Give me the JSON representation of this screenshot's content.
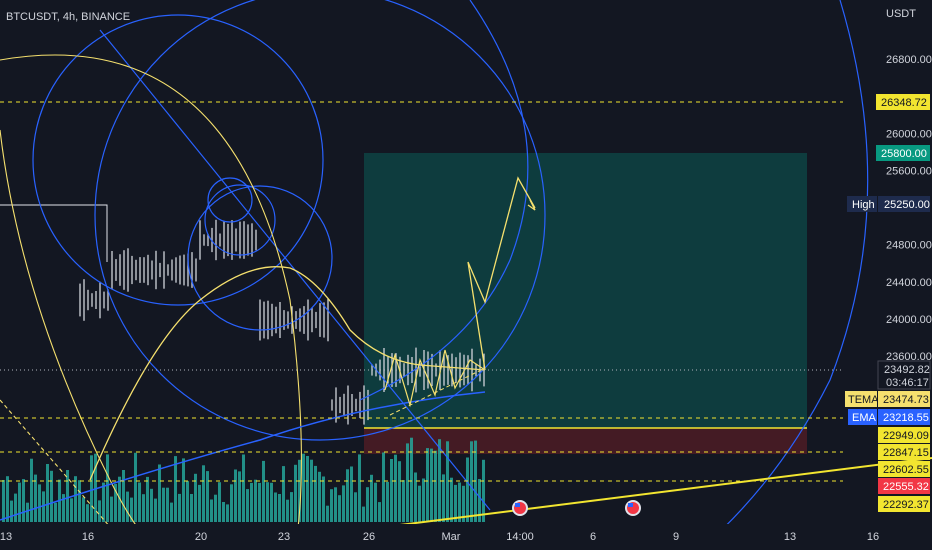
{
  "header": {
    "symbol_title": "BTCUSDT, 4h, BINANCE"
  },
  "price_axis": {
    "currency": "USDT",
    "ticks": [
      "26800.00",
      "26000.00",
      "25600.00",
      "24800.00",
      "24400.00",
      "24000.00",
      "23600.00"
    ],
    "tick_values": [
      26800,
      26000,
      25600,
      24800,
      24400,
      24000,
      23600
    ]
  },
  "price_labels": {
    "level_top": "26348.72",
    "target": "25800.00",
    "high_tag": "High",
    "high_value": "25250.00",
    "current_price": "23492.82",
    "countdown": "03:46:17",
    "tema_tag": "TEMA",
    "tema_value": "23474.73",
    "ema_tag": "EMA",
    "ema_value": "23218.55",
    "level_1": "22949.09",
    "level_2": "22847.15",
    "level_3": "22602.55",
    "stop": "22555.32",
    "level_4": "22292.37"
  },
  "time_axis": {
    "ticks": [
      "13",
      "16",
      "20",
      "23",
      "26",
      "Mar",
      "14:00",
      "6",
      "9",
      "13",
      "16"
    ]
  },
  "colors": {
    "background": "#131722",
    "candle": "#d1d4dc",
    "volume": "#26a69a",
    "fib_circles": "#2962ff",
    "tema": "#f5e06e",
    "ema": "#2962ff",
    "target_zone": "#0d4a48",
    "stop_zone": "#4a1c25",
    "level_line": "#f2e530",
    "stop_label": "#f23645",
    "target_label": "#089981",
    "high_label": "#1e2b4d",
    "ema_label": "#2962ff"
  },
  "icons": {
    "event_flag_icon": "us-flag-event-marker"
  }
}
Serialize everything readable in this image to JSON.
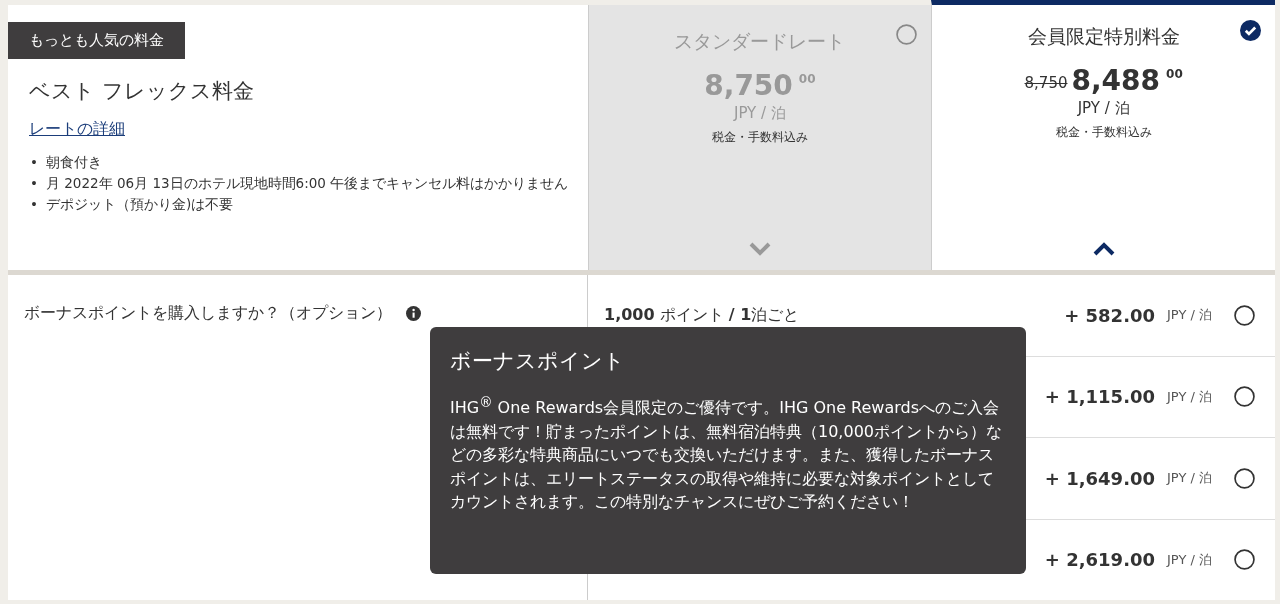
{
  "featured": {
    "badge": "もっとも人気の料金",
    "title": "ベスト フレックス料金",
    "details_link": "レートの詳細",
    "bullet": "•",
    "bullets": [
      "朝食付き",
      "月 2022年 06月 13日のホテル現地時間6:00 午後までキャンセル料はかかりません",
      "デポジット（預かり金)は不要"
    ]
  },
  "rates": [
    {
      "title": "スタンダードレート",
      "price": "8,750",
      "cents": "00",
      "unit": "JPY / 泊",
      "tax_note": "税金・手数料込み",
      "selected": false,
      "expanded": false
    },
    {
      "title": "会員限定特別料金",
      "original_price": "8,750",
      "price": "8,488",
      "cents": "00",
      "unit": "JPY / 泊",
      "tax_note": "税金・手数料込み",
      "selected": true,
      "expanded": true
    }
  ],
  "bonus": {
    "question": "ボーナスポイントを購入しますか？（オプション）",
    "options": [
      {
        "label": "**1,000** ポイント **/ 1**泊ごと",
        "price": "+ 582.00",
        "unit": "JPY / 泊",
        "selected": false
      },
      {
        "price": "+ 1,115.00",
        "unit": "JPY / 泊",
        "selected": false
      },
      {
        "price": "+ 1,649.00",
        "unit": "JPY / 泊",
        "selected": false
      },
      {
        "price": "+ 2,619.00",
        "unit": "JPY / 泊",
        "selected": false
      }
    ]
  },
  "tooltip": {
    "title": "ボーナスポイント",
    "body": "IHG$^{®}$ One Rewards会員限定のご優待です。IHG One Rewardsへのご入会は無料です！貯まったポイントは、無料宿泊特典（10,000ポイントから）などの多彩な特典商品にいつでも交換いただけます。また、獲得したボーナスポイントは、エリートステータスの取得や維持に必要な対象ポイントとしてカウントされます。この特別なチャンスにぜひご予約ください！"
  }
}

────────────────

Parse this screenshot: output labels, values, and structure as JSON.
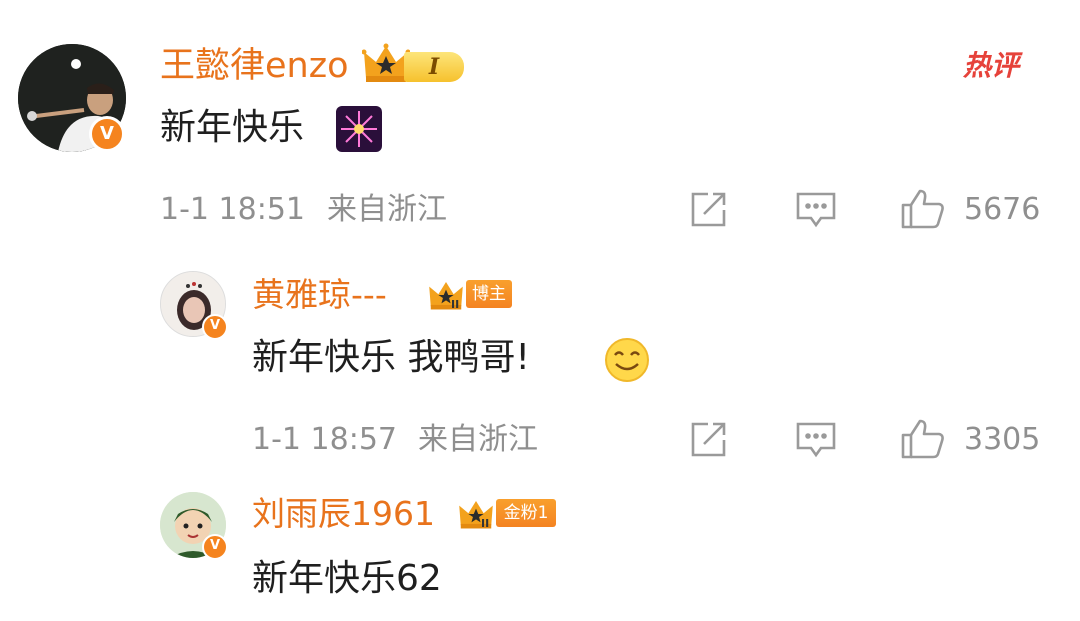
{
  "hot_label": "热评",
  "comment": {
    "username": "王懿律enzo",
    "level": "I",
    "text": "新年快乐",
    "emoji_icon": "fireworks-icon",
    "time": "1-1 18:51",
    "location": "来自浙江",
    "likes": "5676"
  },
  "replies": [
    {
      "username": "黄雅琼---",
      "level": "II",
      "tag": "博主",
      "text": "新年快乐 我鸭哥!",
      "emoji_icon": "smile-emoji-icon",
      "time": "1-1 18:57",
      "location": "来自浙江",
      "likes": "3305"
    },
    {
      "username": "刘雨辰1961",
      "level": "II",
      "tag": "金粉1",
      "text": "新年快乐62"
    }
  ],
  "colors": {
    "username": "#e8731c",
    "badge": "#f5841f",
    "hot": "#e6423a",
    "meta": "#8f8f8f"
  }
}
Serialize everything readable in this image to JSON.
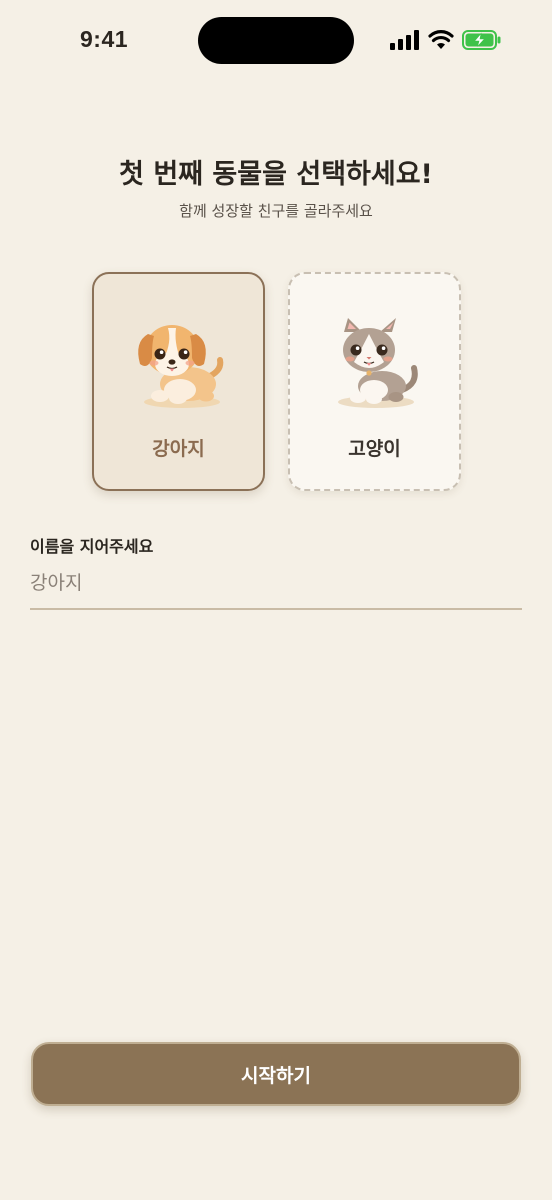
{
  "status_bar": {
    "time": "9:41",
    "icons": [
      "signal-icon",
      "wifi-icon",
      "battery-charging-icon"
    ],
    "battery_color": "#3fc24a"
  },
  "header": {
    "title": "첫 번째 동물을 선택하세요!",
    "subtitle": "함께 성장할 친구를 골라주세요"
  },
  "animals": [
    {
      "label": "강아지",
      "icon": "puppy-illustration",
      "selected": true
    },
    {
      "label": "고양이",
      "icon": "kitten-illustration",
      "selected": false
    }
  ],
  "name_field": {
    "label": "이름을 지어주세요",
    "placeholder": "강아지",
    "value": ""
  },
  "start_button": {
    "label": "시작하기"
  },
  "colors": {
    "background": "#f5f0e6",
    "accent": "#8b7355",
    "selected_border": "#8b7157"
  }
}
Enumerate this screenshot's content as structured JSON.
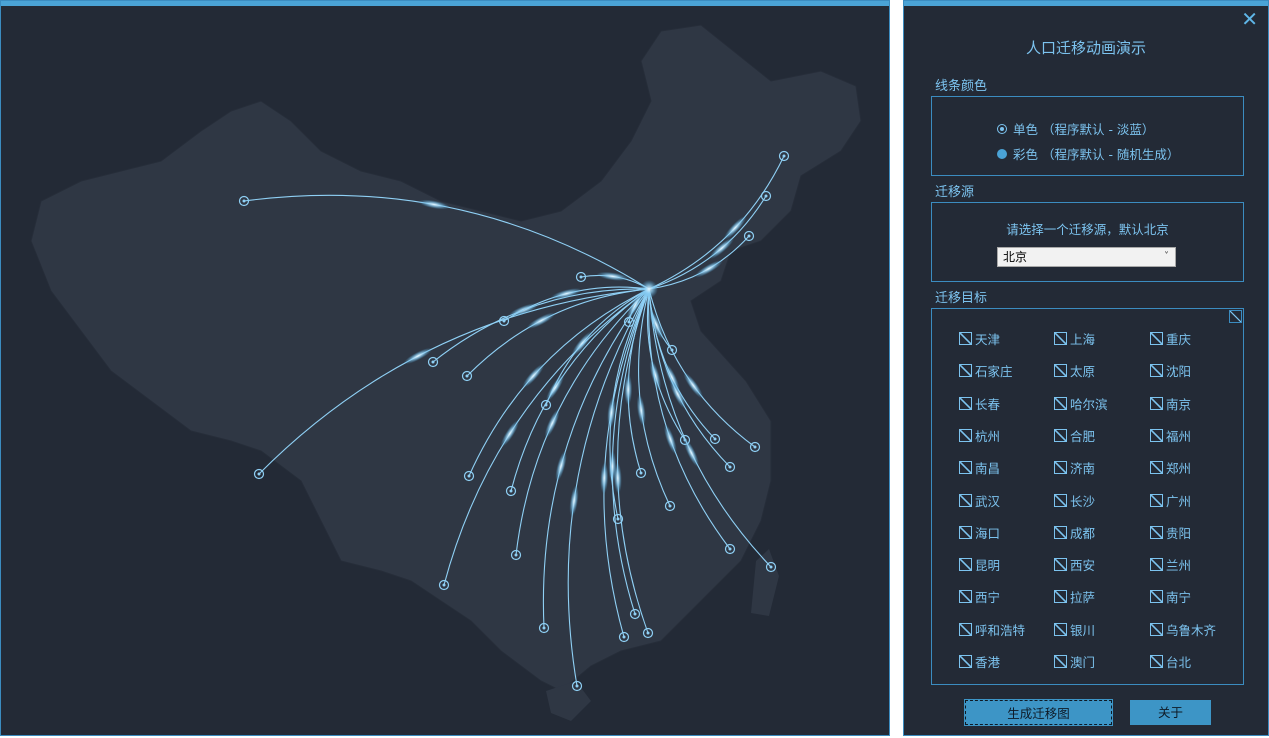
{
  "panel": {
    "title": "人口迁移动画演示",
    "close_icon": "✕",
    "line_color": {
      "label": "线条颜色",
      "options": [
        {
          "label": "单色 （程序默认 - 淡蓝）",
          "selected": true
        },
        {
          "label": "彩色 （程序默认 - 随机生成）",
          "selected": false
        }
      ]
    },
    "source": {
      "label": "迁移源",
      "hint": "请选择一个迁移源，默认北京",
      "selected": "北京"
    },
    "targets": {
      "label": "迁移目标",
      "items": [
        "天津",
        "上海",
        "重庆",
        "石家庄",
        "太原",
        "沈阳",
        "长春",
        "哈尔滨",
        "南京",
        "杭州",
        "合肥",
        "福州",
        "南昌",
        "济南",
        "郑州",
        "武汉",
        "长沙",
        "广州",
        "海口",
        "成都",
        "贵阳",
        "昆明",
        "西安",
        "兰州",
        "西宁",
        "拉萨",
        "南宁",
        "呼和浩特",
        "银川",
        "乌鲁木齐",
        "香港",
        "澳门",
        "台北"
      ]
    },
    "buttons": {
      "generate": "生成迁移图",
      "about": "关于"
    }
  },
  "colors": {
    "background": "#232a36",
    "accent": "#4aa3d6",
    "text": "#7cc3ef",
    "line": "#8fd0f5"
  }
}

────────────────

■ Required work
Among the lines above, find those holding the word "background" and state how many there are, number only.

■ Output of the exercise
3